Instructions for the task
Every line of the material is to be duplicated precisely.

======== Exercise materials

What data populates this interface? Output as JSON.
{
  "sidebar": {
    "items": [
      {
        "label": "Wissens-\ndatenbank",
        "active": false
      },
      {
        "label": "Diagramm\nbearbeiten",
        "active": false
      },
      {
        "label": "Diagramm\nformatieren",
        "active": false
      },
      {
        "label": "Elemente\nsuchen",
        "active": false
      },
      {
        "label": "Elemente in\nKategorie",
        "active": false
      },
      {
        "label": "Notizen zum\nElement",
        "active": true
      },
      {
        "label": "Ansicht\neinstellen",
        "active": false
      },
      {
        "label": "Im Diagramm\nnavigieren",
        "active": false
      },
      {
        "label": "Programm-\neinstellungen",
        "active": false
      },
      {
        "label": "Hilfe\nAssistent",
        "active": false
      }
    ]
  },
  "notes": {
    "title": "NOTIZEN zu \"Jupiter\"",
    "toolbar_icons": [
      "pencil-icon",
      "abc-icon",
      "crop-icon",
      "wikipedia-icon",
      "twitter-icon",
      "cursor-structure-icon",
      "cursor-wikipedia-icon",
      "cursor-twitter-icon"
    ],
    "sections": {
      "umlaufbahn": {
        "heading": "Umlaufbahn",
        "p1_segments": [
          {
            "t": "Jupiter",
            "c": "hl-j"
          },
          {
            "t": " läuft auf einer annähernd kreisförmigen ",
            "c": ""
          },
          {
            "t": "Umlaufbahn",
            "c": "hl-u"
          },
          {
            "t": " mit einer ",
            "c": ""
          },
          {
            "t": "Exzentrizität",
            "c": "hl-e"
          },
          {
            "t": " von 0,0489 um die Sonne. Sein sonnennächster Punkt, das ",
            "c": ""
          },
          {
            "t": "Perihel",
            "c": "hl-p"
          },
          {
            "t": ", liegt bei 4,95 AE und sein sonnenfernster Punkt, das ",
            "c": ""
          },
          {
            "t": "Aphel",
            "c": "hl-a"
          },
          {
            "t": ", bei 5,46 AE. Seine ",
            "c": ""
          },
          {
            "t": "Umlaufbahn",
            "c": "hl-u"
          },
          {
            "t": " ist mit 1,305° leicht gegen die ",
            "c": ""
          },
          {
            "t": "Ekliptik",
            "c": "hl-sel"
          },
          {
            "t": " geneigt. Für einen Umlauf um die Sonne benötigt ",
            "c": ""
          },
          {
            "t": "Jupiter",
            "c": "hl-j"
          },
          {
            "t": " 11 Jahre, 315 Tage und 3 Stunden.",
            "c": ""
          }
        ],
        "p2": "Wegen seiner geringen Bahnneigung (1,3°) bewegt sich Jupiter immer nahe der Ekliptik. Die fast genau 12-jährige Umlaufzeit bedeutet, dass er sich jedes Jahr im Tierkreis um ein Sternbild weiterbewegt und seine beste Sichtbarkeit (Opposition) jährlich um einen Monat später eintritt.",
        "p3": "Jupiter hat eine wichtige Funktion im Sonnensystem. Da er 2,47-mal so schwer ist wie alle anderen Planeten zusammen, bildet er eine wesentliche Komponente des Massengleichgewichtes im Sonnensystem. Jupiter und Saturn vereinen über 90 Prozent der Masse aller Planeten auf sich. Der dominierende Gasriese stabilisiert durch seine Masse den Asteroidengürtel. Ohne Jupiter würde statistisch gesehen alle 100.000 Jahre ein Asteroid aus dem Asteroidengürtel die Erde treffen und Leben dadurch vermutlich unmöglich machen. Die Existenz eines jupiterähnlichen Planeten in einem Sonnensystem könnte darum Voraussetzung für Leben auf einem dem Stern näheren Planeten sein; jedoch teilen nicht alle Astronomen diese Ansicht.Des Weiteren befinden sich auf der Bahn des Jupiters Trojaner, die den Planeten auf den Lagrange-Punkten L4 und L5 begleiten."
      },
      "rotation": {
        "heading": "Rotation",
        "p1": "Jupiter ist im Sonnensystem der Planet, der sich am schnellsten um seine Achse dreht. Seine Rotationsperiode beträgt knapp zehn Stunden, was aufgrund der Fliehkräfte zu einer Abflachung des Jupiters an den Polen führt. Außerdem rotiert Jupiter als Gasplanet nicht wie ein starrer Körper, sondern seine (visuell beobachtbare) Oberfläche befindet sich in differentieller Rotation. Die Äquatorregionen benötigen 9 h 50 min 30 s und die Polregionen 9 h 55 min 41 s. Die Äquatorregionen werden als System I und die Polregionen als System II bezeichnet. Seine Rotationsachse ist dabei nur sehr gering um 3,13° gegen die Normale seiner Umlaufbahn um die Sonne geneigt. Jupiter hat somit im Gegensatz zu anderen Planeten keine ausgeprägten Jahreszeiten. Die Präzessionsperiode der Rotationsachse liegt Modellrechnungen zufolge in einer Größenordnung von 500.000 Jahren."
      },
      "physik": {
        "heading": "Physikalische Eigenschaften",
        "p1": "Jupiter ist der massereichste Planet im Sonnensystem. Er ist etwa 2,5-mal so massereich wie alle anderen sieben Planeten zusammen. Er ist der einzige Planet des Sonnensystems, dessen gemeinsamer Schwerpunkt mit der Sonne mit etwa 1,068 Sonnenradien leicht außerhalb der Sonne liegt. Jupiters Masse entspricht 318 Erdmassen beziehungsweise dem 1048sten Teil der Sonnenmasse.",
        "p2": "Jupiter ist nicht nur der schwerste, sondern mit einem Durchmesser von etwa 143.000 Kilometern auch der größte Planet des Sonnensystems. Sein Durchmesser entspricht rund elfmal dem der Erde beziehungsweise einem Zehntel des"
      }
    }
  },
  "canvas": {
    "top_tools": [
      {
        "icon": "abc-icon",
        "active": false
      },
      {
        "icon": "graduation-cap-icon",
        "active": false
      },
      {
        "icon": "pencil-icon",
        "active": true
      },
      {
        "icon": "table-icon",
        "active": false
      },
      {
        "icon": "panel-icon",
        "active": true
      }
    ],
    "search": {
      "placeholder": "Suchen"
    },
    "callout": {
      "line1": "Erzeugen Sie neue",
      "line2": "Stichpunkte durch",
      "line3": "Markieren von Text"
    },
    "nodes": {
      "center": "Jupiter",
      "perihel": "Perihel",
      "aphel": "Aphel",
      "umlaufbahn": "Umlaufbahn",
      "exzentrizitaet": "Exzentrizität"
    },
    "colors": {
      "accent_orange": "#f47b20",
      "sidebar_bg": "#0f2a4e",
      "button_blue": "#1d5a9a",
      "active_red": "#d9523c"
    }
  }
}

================

Result of this exercise
What data populates this interface? Output as JSON.
{
  "sidebar": {
    "items": [
      {
        "label": "Wissens-\ndatenbank",
        "active": false
      },
      {
        "label": "Diagramm\nbearbeiten",
        "active": false
      },
      {
        "label": "Diagramm\nformatieren",
        "active": false
      },
      {
        "label": "Elemente\nsuchen",
        "active": false
      },
      {
        "label": "Elemente in\nKategorie",
        "active": false
      },
      {
        "label": "Notizen zum\nElement",
        "active": true
      },
      {
        "label": "Ansicht\neinstellen",
        "active": false
      },
      {
        "label": "Im Diagramm\nnavigieren",
        "active": false
      },
      {
        "label": "Programm-\neinstellungen",
        "active": false
      },
      {
        "label": "Hilfe\nAssistent",
        "active": false
      }
    ]
  },
  "notes": {
    "title": "NOTIZEN zu \"Jupiter\"",
    "toolbar_icons": [
      "pencil-icon",
      "abc-icon",
      "crop-icon",
      "wikipedia-icon",
      "twitter-icon",
      "cursor-structure-icon",
      "cursor-wikipedia-icon",
      "cursor-twitter-icon"
    ],
    "sections": {
      "umlaufbahn": {
        "heading": "Umlaufbahn",
        "p1_segments": [
          {
            "t": "Jupiter",
            "c": "hl-j"
          },
          {
            "t": " läuft auf einer annähernd kreisförmigen ",
            "c": ""
          },
          {
            "t": "Umlaufbahn",
            "c": "hl-u"
          },
          {
            "t": " mit einer ",
            "c": ""
          },
          {
            "t": "Exzentrizität",
            "c": "hl-e"
          },
          {
            "t": " von 0,0489 um die Sonne. Sein sonnennächster Punkt, das ",
            "c": ""
          },
          {
            "t": "Perihel",
            "c": "hl-p"
          },
          {
            "t": ", liegt bei 4,95 AE und sein sonnenfernster Punkt, das ",
            "c": ""
          },
          {
            "t": "Aphel",
            "c": "hl-a"
          },
          {
            "t": ", bei 5,46 AE. Seine ",
            "c": ""
          },
          {
            "t": "Umlaufbahn",
            "c": "hl-u"
          },
          {
            "t": " ist mit 1,305° leicht gegen die ",
            "c": ""
          },
          {
            "t": "Ekliptik",
            "c": "hl-sel"
          },
          {
            "t": " geneigt. Für einen Umlauf um die Sonne benötigt ",
            "c": ""
          },
          {
            "t": "Jupiter",
            "c": "hl-j"
          },
          {
            "t": " 11 Jahre, 315 Tage und 3 Stunden.",
            "c": ""
          }
        ],
        "p2": "Wegen seiner geringen Bahnneigung (1,3°) bewegt sich Jupiter immer nahe der Ekliptik. Die fast genau 12-jährige Umlaufzeit bedeutet, dass er sich jedes Jahr im Tierkreis um ein Sternbild weiterbewegt und seine beste Sichtbarkeit (Opposition) jährlich um einen Monat später eintritt.",
        "p3": "Jupiter hat eine wichtige Funktion im Sonnensystem. Da er 2,47-mal so schwer ist wie alle anderen Planeten zusammen, bildet er eine wesentliche Komponente des Massengleichgewichtes im Sonnensystem. Jupiter und Saturn vereinen über 90 Prozent der Masse aller Planeten auf sich. Der dominierende Gasriese stabilisiert durch seine Masse den Asteroidengürtel. Ohne Jupiter würde statistisch gesehen alle 100.000 Jahre ein Asteroid aus dem Asteroidengürtel die Erde treffen und Leben dadurch vermutlich unmöglich machen. Die Existenz eines jupiterähnlichen Planeten in einem Sonnensystem könnte darum Voraussetzung für Leben auf einem dem Stern näheren Planeten sein; jedoch teilen nicht alle Astronomen diese Ansicht.Des Weiteren befinden sich auf der Bahn des Jupiters Trojaner, die den Planeten auf den Lagrange-Punkten L4 und L5 begleiten."
      },
      "rotation": {
        "heading": "Rotation",
        "p1": "Jupiter ist im Sonnensystem der Planet, der sich am schnellsten um seine Achse dreht. Seine Rotationsperiode beträgt knapp zehn Stunden, was aufgrund der Fliehkräfte zu einer Abflachung des Jupiters an den Polen führt. Außerdem rotiert Jupiter als Gasplanet nicht wie ein starrer Körper, sondern seine (visuell beobachtbare) Oberfläche befindet sich in differentieller Rotation. Die Äquatorregionen benötigen 9 h 50 min 30 s und die Polregionen 9 h 55 min 41 s. Die Äquatorregionen werden als System I und die Polregionen als System II bezeichnet. Seine Rotationsachse ist dabei nur sehr gering um 3,13° gegen die Normale seiner Umlaufbahn um die Sonne geneigt. Jupiter hat somit im Gegensatz zu anderen Planeten keine ausgeprägten Jahreszeiten. Die Präzessionsperiode der Rotationsachse liegt Modellrechnungen zufolge in einer Größenordnung von 500.000 Jahren."
      },
      "physik": {
        "heading": "Physikalische Eigenschaften",
        "p1": "Jupiter ist der massereichste Planet im Sonnensystem. Er ist etwa 2,5-mal so massereich wie alle anderen sieben Planeten zusammen. Er ist der einzige Planet des Sonnensystems, dessen gemeinsamer Schwerpunkt mit der Sonne mit etwa 1,068 Sonnenradien leicht außerhalb der Sonne liegt. Jupiters Masse entspricht 318 Erdmassen beziehungsweise dem 1048sten Teil der Sonnenmasse.",
        "p2": "Jupiter ist nicht nur der schwerste, sondern mit einem Durchmesser von etwa 143.000 Kilometern auch der größte Planet des Sonnensystems. Sein Durchmesser entspricht rund elfmal dem der Erde beziehungsweise einem Zehntel des"
      }
    }
  },
  "canvas": {
    "top_tools": [
      {
        "icon": "abc-icon",
        "active": false
      },
      {
        "icon": "graduation-cap-icon",
        "active": false
      },
      {
        "icon": "pencil-icon",
        "active": true
      },
      {
        "icon": "table-icon",
        "active": false
      },
      {
        "icon": "panel-icon",
        "active": true
      }
    ],
    "search": {
      "placeholder": "Suchen"
    },
    "callout": {
      "line1": "Erzeugen Sie neue",
      "line2": "Stichpunkte durch",
      "line3": "Markieren von Text"
    },
    "nodes": {
      "center": "Jupiter",
      "perihel": "Perihel",
      "aphel": "Aphel",
      "umlaufbahn": "Umlaufbahn",
      "exzentrizitaet": "Exzentrizität"
    },
    "colors": {
      "accent_orange": "#f47b20",
      "sidebar_bg": "#0f2a4e",
      "button_blue": "#1d5a9a",
      "active_red": "#d9523c"
    }
  }
}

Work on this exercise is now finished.